Research:Peer Production and the Urban-Rural Divide
Wikipedia articles about places, OpenStreetMap features, and other forms of peer-produced content have become critical sources of geographic knowledge for humans and intelligent technologies. We explore the effectiveness of the peer production model across the rural/urban divide, a divide that has been shown to be an important factor in many online social systems. We find that in both Wikipedia and OpenStreetMap, peer-produced content about rural areas is of systematically lower quality, is less likely to have been produced by contributors who focus on the local area, and is more likely to have been generated by automated software agents (i.e. “bots”). We continue to explore and codify the systemic challenges inherent to characterizing rural phenomena through peer production as well as discuss potential solutions.
We undertake a quantitative examination of trends in the quantity, process of creation, and quality of geographic Wikipedia articles.
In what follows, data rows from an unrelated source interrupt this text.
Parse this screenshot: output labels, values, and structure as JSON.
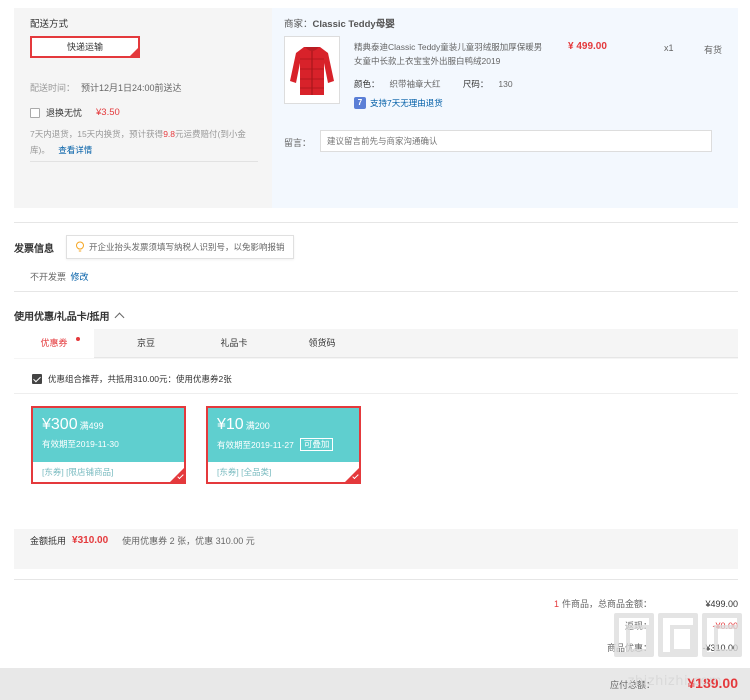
{
  "shipping": {
    "title": "配送方式",
    "method_button": "快递运输",
    "time_label": "配送时间：",
    "time_value": "预计12月1日24:00前送达",
    "insurance_label": "退换无忧",
    "insurance_price": "¥3.50",
    "note_prefix": "7天内退货，15天内换货，预计获得",
    "note_highlight": "9.8",
    "note_suffix": "元运费赔付(到小金库)。",
    "note_link": "查看详情"
  },
  "shop": {
    "merchant_label": "商家：",
    "merchant_name": "Classic Teddy母婴",
    "product_title": "精典泰迪Classic Teddy童装儿童羽绒服加厚保暖男女童中长款上衣宝宝外出服白鸭绒2019",
    "price": "¥ 499.00",
    "qty": "x1",
    "stock": "有货",
    "color_label": "颜色：",
    "color_value": "织带袖章大红",
    "size_label": "尺码：",
    "size_value": "130",
    "return_badge": "7",
    "return_text": "支持7天无理由退货",
    "message_label": "留言：",
    "message_placeholder": "建议留言前先与商家沟通确认",
    "product_color": "#d8222a"
  },
  "invoice": {
    "title": "发票信息",
    "tip": "开企业抬头发票须填写纳税人识别号，以免影响报销",
    "value": "不开发票",
    "edit_link": "修改"
  },
  "coupons": {
    "title": "使用优惠/礼品卡/抵用",
    "tabs": [
      "优惠券",
      "京豆",
      "礼品卡",
      "领货码"
    ],
    "recommend_text": "优惠组合推荐，共抵用310.00元：使用优惠券2张",
    "items": [
      {
        "amount": "¥300",
        "condition": "满499",
        "valid": "有效期至2019-11-30",
        "usable": "",
        "tags": "[东券] [限店铺商品]"
      },
      {
        "amount": "¥10",
        "condition": "满200",
        "valid": "有效期至2019-11-27",
        "usable": "可叠加",
        "tags": "[东券] [全品类]"
      }
    ],
    "total_label": "金额抵用",
    "total_value": "¥310.00",
    "total_desc": "使用优惠券 2 张，优惠 310.00 元",
    "accent_color": "#e4393c",
    "coupon_color": "#5fcfcf"
  },
  "summary": {
    "count": "1",
    "count_label": "件商品，总商品金额：",
    "goods_total": "¥499.00",
    "row2_label": "返现：",
    "row2_value": "-¥0.00",
    "row3_label": "商品优惠：",
    "row3_value": "-¥310.00",
    "pay_label": "应付总额：",
    "pay_value": "¥189.00"
  },
  "watermark": {
    "text": "zhizhizhi.com"
  }
}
We focus our analyses on geographic articles in English Wikipedia that are located in the contiguous United States (i.e. articles with latitude and longitude coordinates such as Chicago), but also examine geographic articles in Chinese Wikipedia that are located in China. We aggregate all of our metrics to the county level in the United States and precinct level in China. We use spatial regressions to explore the relationship between these metrics and the urban-rural divide while controlling for several other important socioeconomic status indicators such as income and race. We examine the following metrics (see the paper for descriptions of each metric):
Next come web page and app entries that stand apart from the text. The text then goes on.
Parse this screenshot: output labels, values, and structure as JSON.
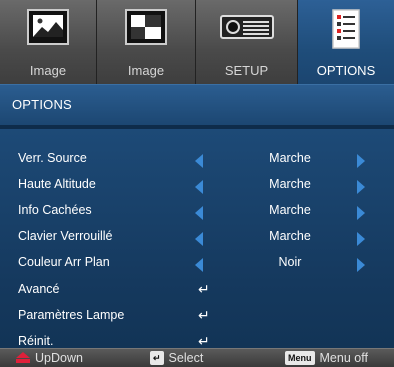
{
  "tabs": [
    {
      "label": "Image",
      "icon": "image-landscape-icon",
      "selected": false
    },
    {
      "label": "Image",
      "icon": "image-contrast-icon",
      "selected": false
    },
    {
      "label": "SETUP",
      "icon": "projector-icon",
      "selected": false
    },
    {
      "label": "OPTIONS",
      "icon": "options-list-icon",
      "selected": true
    }
  ],
  "title": "OPTIONS",
  "rows": [
    {
      "name": "Verr. Source",
      "value": "Marche",
      "type": "toggle"
    },
    {
      "name": "Haute Altitude",
      "value": "Marche",
      "type": "toggle"
    },
    {
      "name": "Info Cachées",
      "value": "Marche",
      "type": "toggle"
    },
    {
      "name": "Clavier Verrouillé",
      "value": "Marche",
      "type": "toggle"
    },
    {
      "name": "Couleur Arr Plan",
      "value": "Noir",
      "type": "toggle"
    },
    {
      "name": "Avancé",
      "value": "↵",
      "type": "submenu"
    },
    {
      "name": "Paramètres Lampe",
      "value": "↵",
      "type": "submenu"
    },
    {
      "name": "Réinit.",
      "value": "↵",
      "type": "submenu"
    }
  ],
  "hints": {
    "updown": "UpDown",
    "select_key": "↵",
    "select": "Select",
    "menu_key": "Menu",
    "menu_off": "Menu off"
  },
  "colors": {
    "accent": "#3b8ad6",
    "title_bg": "#1f4d7a",
    "updown_icon": "#e0203a"
  }
}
- Quantity: # of articles per capita
- Quantity: article length (bytes) per capita
- Quantity: outlinks per capita
- Process: % of tokens that are produced by editors with a "local focus"
- Process: # of tokens that are produced by editors with a "local focus" per capita
- Process: % of tokens that are produced by human editors (i.e. not bots or scripts)
- Process: # of tokens that are produced by human editors per capita
- Quality: % of articles that are C-class or higher
- Quality: # of articles that are C-class or higher per capita
- Quality: outlink entropy
- Fall 2015: examination of high-level trends in quantity, process, and quality metrics across urban-rural divide.
- Spring 2017: further exploration.
Policy, Ethics and Human Subjects Research Edit
It's very important that researchers do not disrupt Wikipedians' work. Please add to this section any consideration relevant to ethical implications of your project or references to Wikimedia policies, if applicable. If your study has been approved by an ethical committee or an institutional review board (IRB), please quote the corresponding reference and date of approval.
We have been conducting a quantitative data analysis of Wikipedia dump files and so have not needed an IRB as we have not worked directly with any Wikipedians or examined any private data.
The high-level results from our first exploration are as follows:
- Peer-produced content about urban areas is of higher quality than that of rural areas, with this difference persisting across two countries with very different human geographies as well as two communities (we also studied analogous metrics in OpenStreetMap in both the United States and China)
- We find that bot and batch-editing tools play a critical role in ensuring that there is any content at all about some rural areas.
- Through our multivariable spatial regressions, we identify that these biases in quantity, process, and quality also appear to be related to political leanings, education, and profession.
Johnson, I., Lin, Y., Li, T., Hall, A., Halfaker, A., Schöning, J., and Hecht, B. Not at Home on the Range: Peer Production and the Urban/Rural Divide. Proceedings of CHI 2016. New York: ACM Press.
- Johnson, I. L., Lin, Y., Li, T. J. J., Hall, A., Halfaker, A., Schöning, J., & Hecht, B. (2016, May). Not at home on the range: Peer production and the urban/rural divide. In Proceedings of the 2016 CHI Conference on Human Factors in Computing Systems (pp. 13-25). ACM.